With fees for professional courses shooting up, poor students are looking at other options

Despite hundreds of professional colleges, both private and government, coming up and marketing attractive courses through exhibitions, counselling sessions, hoardings and other advertisement blitz besides public shows, humanities and pure science courses prove a major attraction, particularly among students from poor families.

This is evident by a large number of students opting for arts and science courses in various city colleges this year, much to the delight of heads of these colleges.

With the Plus Two examination results announced, students queued up at different colleges in the city seeking admission to a course of their choice. The demand for arts courses could be gauged from the fact that in some reputed colleges, police had to be called to regulate the crowd.

Applications seeking admission to arts and science colleges were received in large numbers in Tiruchi, say heads of the college. They believe the courses are low price, consume lesser time than professional courses for study and provide greater employability.

With the demand for engineering courses on the wane, arts and science courses are the preferred choice of many young students. Many students pursue these courses while simultaneously preparing for banking or civil service examinations, say college heads.

While conventional courses such as Commerce, Mathematics, Physics, and Chemistry have many takers, demand for other courses such as English literature and Computer Science is encouraging. Geology, Hotel Management, Fashion Technology, Biotechnology and Nutrition and Dietetics are in demand.

K. Anbarasu, principal, National College, said that this year the most popular courses chosen by students were B.Sc. Mathematics, B.Sc. Physics, and B.Sc. Chemistry.

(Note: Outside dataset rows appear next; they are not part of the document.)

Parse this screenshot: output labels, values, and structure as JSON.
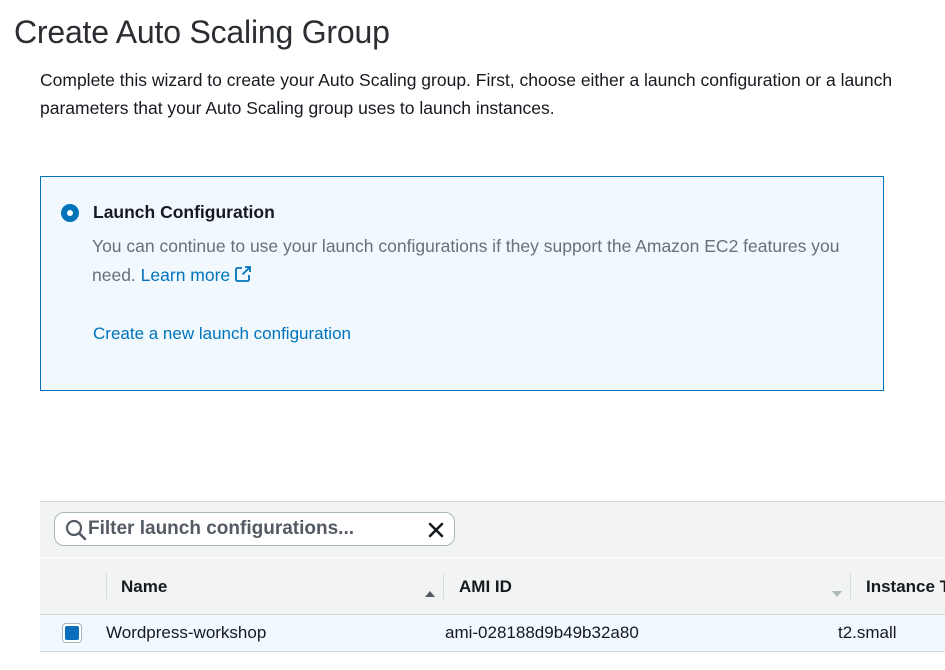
{
  "page": {
    "title": "Create Auto Scaling Group",
    "intro_line1": "Complete this wizard to create your Auto Scaling group. First, choose either a launch configuration or a launch",
    "intro_line2": "parameters that your Auto Scaling group uses to launch instances."
  },
  "launch_option": {
    "label": "Launch Configuration",
    "selected": true,
    "description": "You can continue to use your launch configurations if they support the Amazon EC2 features you need.",
    "learn_more": "Learn more",
    "create_link": "Create a new launch configuration"
  },
  "table": {
    "filter_placeholder": "Filter launch configurations...",
    "filter_value": "",
    "columns": [
      "Name",
      "AMI ID",
      "Instance Type"
    ],
    "sorted_column": "Name",
    "rows": [
      {
        "name": "Wordpress-workshop",
        "ami_id": "ami-028188d9b49b32a80",
        "instance_type": "t2.small",
        "selected": true
      }
    ]
  },
  "icons": {
    "radio": "radio-selected-icon",
    "external": "external-link-icon",
    "search": "search-icon",
    "clear": "close-icon",
    "sort_asc": "sort-ascending-icon",
    "sort_none": "sort-descending-inactive-icon"
  },
  "colors": {
    "accent": "#0073bb",
    "panel_bg": "#f1f9ff",
    "muted_text": "#687078",
    "table_header_bg": "#f2f3f3"
  }
}
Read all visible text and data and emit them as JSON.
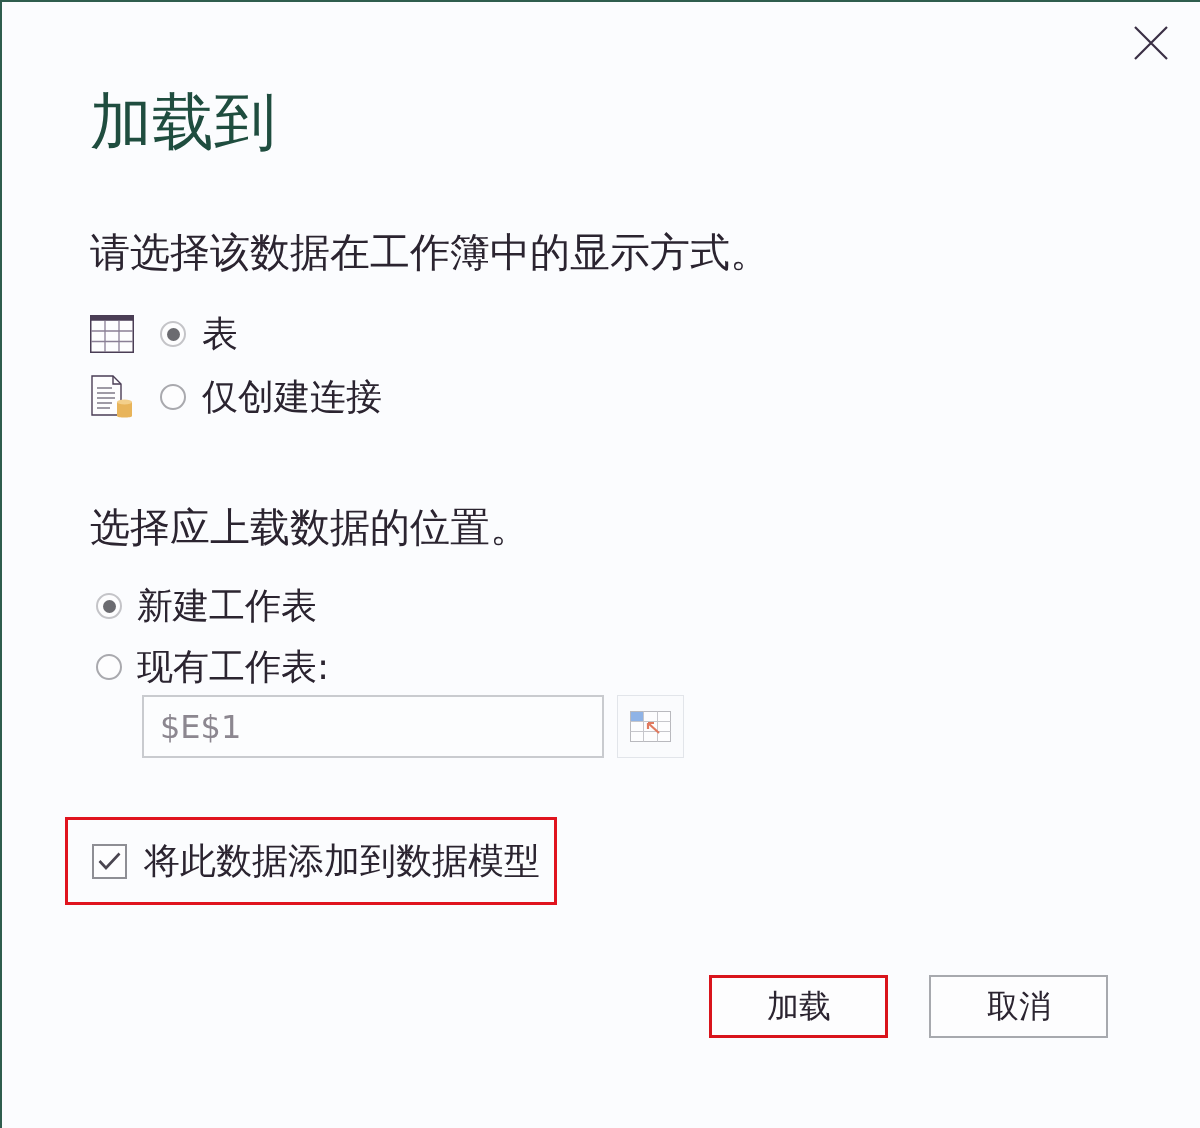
{
  "window": {
    "title": "加载到"
  },
  "display": {
    "prompt": "请选择该数据在工作簿中的显示方式。",
    "options": [
      {
        "label": "表",
        "kind": "table",
        "selected": true
      },
      {
        "label": "仅创建连接",
        "kind": "connection",
        "selected": false
      }
    ]
  },
  "location": {
    "prompt": "选择应上载数据的位置。",
    "options": [
      {
        "label": "新建工作表",
        "selected": true
      },
      {
        "label": "现有工作表:",
        "selected": false
      }
    ],
    "cell_reference": {
      "value": "$E$1",
      "disabled": true
    }
  },
  "data_model": {
    "label": "将此数据添加到数据模型",
    "checked": true,
    "highlighted": true
  },
  "buttons": [
    {
      "label": "加载",
      "highlighted": true
    },
    {
      "label": "取消",
      "highlighted": false
    }
  ]
}
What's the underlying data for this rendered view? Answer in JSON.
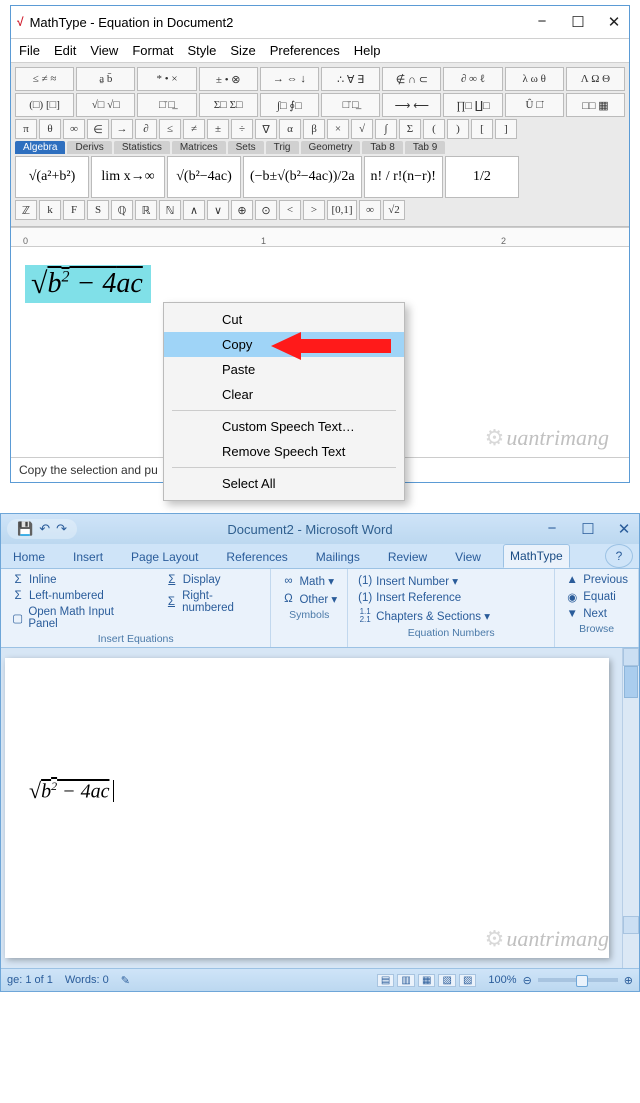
{
  "mathtype": {
    "title": "MathType - Equation in Document2",
    "menubar": [
      "File",
      "Edit",
      "View",
      "Format",
      "Style",
      "Size",
      "Preferences",
      "Help"
    ],
    "toolrows": [
      [
        "≤ ≠ ≈",
        "a̱ b̄",
        "* • ×",
        "± • ⊗",
        "→ ⇔ ↓",
        "∴ ∀ ∃",
        "∉ ∩ ⊂",
        "∂ ∞ ℓ",
        "λ ω θ",
        "Λ Ω Θ"
      ],
      [
        "(□) [□]",
        "√□ √□",
        "□̄ □̲",
        "Σ□ Σ□",
        "∫□ ∮□",
        "□̄ □̲",
        "⟶ ⟵",
        "∏□ ∐□",
        "Û □̇",
        "□□ ▦"
      ],
      [
        "π",
        "θ",
        "∞",
        "∈",
        "→",
        "∂",
        "≤",
        "≠",
        "±",
        "÷",
        "∇",
        "α",
        "β",
        "×",
        "√",
        "∫",
        "Σ",
        "(",
        ")",
        "[",
        "]"
      ]
    ],
    "tabs": [
      "Algebra",
      "Derivs",
      "Statistics",
      "Matrices",
      "Sets",
      "Trig",
      "Geometry",
      "Tab 8",
      "Tab 9"
    ],
    "activeTab": 0,
    "favorites": [
      "√(a²+b²)",
      "lim x→∞",
      "√(b²−4ac)",
      "(−b±√(b²−4ac))/2a",
      "n! / r!(n−r)!",
      "1/2"
    ],
    "symrow": [
      "ℤ",
      "k",
      "F",
      "S",
      "ℚ",
      "ℝ",
      "ℕ",
      "∧",
      "∨",
      "⊕",
      "⊙",
      "<",
      ">",
      "[0,1]",
      "∞",
      "√2"
    ],
    "rulerMarks": {
      "zero": "0",
      "one": "1",
      "two": "2"
    },
    "equation_parts": {
      "radical": "√",
      "body": "b² − 4ac",
      "b": "b",
      "sq": "2",
      "minus": " − 4",
      "ac": "ac"
    },
    "context": {
      "cut": "Cut",
      "copy": "Copy",
      "paste": "Paste",
      "clear": "Clear",
      "customSpeech": "Custom Speech Text…",
      "removeSpeech": "Remove Speech Text",
      "selectAll": "Select All"
    },
    "status": "Copy the selection and pu",
    "watermark": "uantrimang"
  },
  "word": {
    "title": "Document2 - Microsoft Word",
    "qat": [
      "💾",
      "↶",
      "↷"
    ],
    "tabs": [
      "Home",
      "Insert",
      "Page Layout",
      "References",
      "Mailings",
      "Review",
      "View",
      "MathType"
    ],
    "activeTab": 7,
    "ribbon": {
      "insertEq": {
        "inline": "Inline",
        "left": "Left-numbered",
        "open": "Open Math Input Panel",
        "display": "Display",
        "right": "Right-numbered",
        "label": "Insert Equations",
        "sigma": "Σ",
        "sigmaR": "Σ"
      },
      "symbols": {
        "math": "Math ▾",
        "other": "Other ▾",
        "label": "Symbols",
        "inf": "∞",
        "omega": "Ω"
      },
      "eqnum": {
        "insNum": "Insert Number ▾",
        "insRef": "Insert Reference",
        "chapSec": "Chapters & Sections ▾",
        "label": "Equation Numbers",
        "n1": "(1)",
        "n11": "(1)",
        "n112": "1.1\n2.1"
      },
      "browse": {
        "prev": "Previous",
        "eq": "Equati",
        "next": "Next",
        "label": "Browse"
      }
    },
    "equation": {
      "b": "b",
      "sq": "2",
      "rest": " − 4ac",
      "rad": "√"
    },
    "status": {
      "page": "ge: 1 of 1",
      "words": "Words: 0",
      "zoom": "100%",
      "minus": "⊖",
      "plus": "⊕"
    },
    "watermark": "uantrimang"
  }
}
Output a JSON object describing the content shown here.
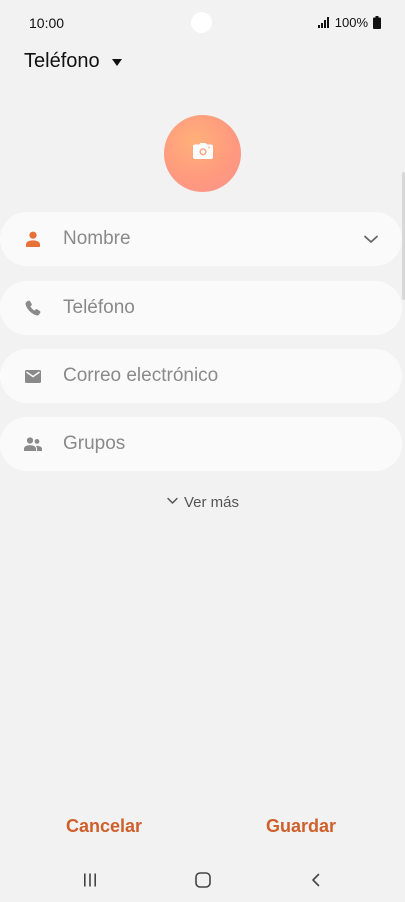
{
  "status_bar": {
    "time": "10:00",
    "battery": "100%",
    "icons": [
      "signal-icon",
      "battery-icon"
    ]
  },
  "header": {
    "storage_label": "Teléfono",
    "caret_icon": "caret-down-icon"
  },
  "photo": {
    "icon": "camera-icon",
    "gradient_colors": [
      "#ffb07a",
      "#f9928c"
    ]
  },
  "fields": {
    "name": {
      "placeholder": "Nombre",
      "icon": "person-icon",
      "icon_color": "#e8713a",
      "expand_icon": "chevron-down-icon"
    },
    "phone": {
      "placeholder": "Teléfono",
      "icon": "phone-icon"
    },
    "email": {
      "placeholder": "Correo electrónico",
      "icon": "mail-icon"
    },
    "groups": {
      "placeholder": "Grupos",
      "icon": "groups-icon"
    }
  },
  "more": {
    "label": "Ver más",
    "icon": "chevron-down-icon"
  },
  "actions": {
    "cancel": "Cancelar",
    "save": "Guardar",
    "color": "#cf5f2b"
  },
  "navigation": [
    "recent-apps-icon",
    "home-icon",
    "back-icon"
  ]
}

A surprise factor has been the increase in the intake for B.Sc. Geology course in the college. As usual, the seats for B.Com are almost filled up, he said. At Seethalakshmi Ramaswami College, there was an overwhelming response for B.A. English Literature in addition to core courses such as B.Sc. Mathematics, B.Sc. Physics, B.Sc. Chemistry, and B.Com.

According to Kanaka Bhashyam, principal of the college, the demand for English was because of bright prospects for placement opportunities.

“While many students are opting for the course, we ensure that only those with basic skills in English language are admitted to the course. We identify students’ talents for other courses,” says the principal.

Seats for courses such as B.A. Economics and B.A. Tamil Literature have been filled up, she adds.

Students seem to know what they want. Many have carefully analysed the courses far earlier. They apply only for specific courses best suited to their interest and talent, says A.M. Mohamed Sindhasha, principal, Jamal Mohamed College. He says there are many takers for B.Sc. Hotel Management, B.Sc. Fashion Technology, B.Sc. Biotechnology, and B.Sc. Nutrition and Dietetics. It is a very positive trend, he adds.

K. Easwari, whose father S. Kathiresan is a civic worker, says arts and science colleges alone cater to the need of the students from poor families. With a mark tally of 945 in the Plus Two examinations, she has found fashion technology to be an attractive course. “Everything is hassle-free – right from admission to academic syllabus.

A few colleges provide concessions in tuition and other fees,” she says with confidence.

Meanwhile, parents, students and arts college managements are in a quandary over the delay in the publication of the CBSE class XII results. While the Plus Two public examination results released on May 9, the CBSE results are yet to be announced, much to the concern of students and parents.

“As the seats in colleges are filled up on ‘first come first served’ basis, the late comers will not be able to get admission to core courses of their choice. This is a big worry for the parents,” says S. Kesavan of Woraiyur whose daughter is awaiting the CBSE results.